Task statement: Your response should consist of the lines below, printed exactly.
####
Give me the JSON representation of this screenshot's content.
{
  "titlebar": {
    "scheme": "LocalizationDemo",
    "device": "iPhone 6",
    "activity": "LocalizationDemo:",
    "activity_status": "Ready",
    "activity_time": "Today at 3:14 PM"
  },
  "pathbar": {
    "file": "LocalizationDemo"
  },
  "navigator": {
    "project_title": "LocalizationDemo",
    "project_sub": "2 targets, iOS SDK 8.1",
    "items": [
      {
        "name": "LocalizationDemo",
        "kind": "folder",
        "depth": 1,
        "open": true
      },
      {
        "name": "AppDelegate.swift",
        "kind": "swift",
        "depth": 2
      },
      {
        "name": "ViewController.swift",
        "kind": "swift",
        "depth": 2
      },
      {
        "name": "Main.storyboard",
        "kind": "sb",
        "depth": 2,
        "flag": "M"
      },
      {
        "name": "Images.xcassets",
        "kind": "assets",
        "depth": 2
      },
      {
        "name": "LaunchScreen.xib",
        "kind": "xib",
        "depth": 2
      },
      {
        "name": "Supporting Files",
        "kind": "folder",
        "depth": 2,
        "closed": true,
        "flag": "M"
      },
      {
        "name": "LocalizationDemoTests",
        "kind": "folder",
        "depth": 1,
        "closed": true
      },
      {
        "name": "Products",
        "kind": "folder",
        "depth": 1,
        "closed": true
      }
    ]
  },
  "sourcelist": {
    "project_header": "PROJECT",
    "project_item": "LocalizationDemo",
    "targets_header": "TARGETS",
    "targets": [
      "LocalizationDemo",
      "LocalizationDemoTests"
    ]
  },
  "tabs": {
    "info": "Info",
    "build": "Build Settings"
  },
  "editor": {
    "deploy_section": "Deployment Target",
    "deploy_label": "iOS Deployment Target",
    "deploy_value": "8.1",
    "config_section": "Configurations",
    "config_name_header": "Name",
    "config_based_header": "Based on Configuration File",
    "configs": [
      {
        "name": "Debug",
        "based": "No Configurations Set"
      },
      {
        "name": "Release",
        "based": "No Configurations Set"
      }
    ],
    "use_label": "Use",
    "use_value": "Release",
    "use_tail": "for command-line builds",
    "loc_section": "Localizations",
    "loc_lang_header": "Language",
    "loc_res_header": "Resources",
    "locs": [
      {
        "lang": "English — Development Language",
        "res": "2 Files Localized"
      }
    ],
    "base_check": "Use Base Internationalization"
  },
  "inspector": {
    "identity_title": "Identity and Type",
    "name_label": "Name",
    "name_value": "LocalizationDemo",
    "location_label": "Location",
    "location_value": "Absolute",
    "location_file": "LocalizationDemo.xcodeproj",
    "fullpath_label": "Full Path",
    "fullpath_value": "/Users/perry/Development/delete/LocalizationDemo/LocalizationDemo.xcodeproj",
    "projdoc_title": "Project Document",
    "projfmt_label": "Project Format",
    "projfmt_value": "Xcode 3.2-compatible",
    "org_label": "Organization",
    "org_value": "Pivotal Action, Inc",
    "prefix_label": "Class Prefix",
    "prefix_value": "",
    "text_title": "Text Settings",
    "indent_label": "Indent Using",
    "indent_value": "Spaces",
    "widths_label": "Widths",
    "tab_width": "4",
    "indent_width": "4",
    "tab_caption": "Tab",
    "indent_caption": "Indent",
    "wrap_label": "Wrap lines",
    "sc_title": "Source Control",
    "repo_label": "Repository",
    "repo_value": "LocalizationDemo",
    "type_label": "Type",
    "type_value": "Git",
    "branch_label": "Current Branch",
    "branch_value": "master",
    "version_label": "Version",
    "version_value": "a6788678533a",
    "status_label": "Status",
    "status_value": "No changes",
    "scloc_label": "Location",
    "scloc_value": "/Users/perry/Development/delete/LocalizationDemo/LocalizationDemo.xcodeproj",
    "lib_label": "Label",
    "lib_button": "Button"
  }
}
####
Solution to the exercise:
Give me the JSON representation of this screenshot's content.
{
  "titlebar": {
    "scheme": "LocalizationDemo",
    "device": "iPhone 6",
    "activity": "LocalizationDemo:",
    "activity_status": "Ready",
    "activity_time": "Today at 3:14 PM"
  },
  "pathbar": {
    "file": "LocalizationDemo"
  },
  "navigator": {
    "project_title": "LocalizationDemo",
    "project_sub": "2 targets, iOS SDK 8.1",
    "items": [
      {
        "name": "LocalizationDemo",
        "kind": "folder",
        "depth": 1,
        "open": true
      },
      {
        "name": "AppDelegate.swift",
        "kind": "swift",
        "depth": 2
      },
      {
        "name": "ViewController.swift",
        "kind": "swift",
        "depth": 2
      },
      {
        "name": "Main.storyboard",
        "kind": "sb",
        "depth": 2,
        "flag": "M"
      },
      {
        "name": "Images.xcassets",
        "kind": "assets",
        "depth": 2
      },
      {
        "name": "LaunchScreen.xib",
        "kind": "xib",
        "depth": 2
      },
      {
        "name": "Supporting Files",
        "kind": "folder",
        "depth": 2,
        "closed": true,
        "flag": "M"
      },
      {
        "name": "LocalizationDemoTests",
        "kind": "folder",
        "depth": 1,
        "closed": true
      },
      {
        "name": "Products",
        "kind": "folder",
        "depth": 1,
        "closed": true
      }
    ]
  },
  "sourcelist": {
    "project_header": "PROJECT",
    "project_item": "LocalizationDemo",
    "targets_header": "TARGETS",
    "targets": [
      "LocalizationDemo",
      "LocalizationDemoTests"
    ]
  },
  "tabs": {
    "info": "Info",
    "build": "Build Settings"
  },
  "editor": {
    "deploy_section": "Deployment Target",
    "deploy_label": "iOS Deployment Target",
    "deploy_value": "8.1",
    "config_section": "Configurations",
    "config_name_header": "Name",
    "config_based_header": "Based on Configuration File",
    "configs": [
      {
        "name": "Debug",
        "based": "No Configurations Set"
      },
      {
        "name": "Release",
        "based": "No Configurations Set"
      }
    ],
    "use_label": "Use",
    "use_value": "Release",
    "use_tail": "for command-line builds",
    "loc_section": "Localizations",
    "loc_lang_header": "Language",
    "loc_res_header": "Resources",
    "locs": [
      {
        "lang": "English — Development Language",
        "res": "2 Files Localized"
      }
    ],
    "base_check": "Use Base Internationalization"
  },
  "inspector": {
    "identity_title": "Identity and Type",
    "name_label": "Name",
    "name_value": "LocalizationDemo",
    "location_label": "Location",
    "location_value": "Absolute",
    "location_file": "LocalizationDemo.xcodeproj",
    "fullpath_label": "Full Path",
    "fullpath_value": "/Users/perry/Development/delete/LocalizationDemo/LocalizationDemo.xcodeproj",
    "projdoc_title": "Project Document",
    "projfmt_label": "Project Format",
    "projfmt_value": "Xcode 3.2-compatible",
    "org_label": "Organization",
    "org_value": "Pivotal Action, Inc",
    "prefix_label": "Class Prefix",
    "prefix_value": "",
    "text_title": "Text Settings",
    "indent_label": "Indent Using",
    "indent_value": "Spaces",
    "widths_label": "Widths",
    "tab_width": "4",
    "indent_width": "4",
    "tab_caption": "Tab",
    "indent_caption": "Indent",
    "wrap_label": "Wrap lines",
    "sc_title": "Source Control",
    "repo_label": "Repository",
    "repo_value": "LocalizationDemo",
    "type_label": "Type",
    "type_value": "Git",
    "branch_label": "Current Branch",
    "branch_value": "master",
    "version_label": "Version",
    "version_value": "a6788678533a",
    "status_label": "Status",
    "status_value": "No changes",
    "scloc_label": "Location",
    "scloc_value": "/Users/perry/Development/delete/LocalizationDemo/LocalizationDemo.xcodeproj",
    "lib_label": "Label",
    "lib_button": "Button"
  }
}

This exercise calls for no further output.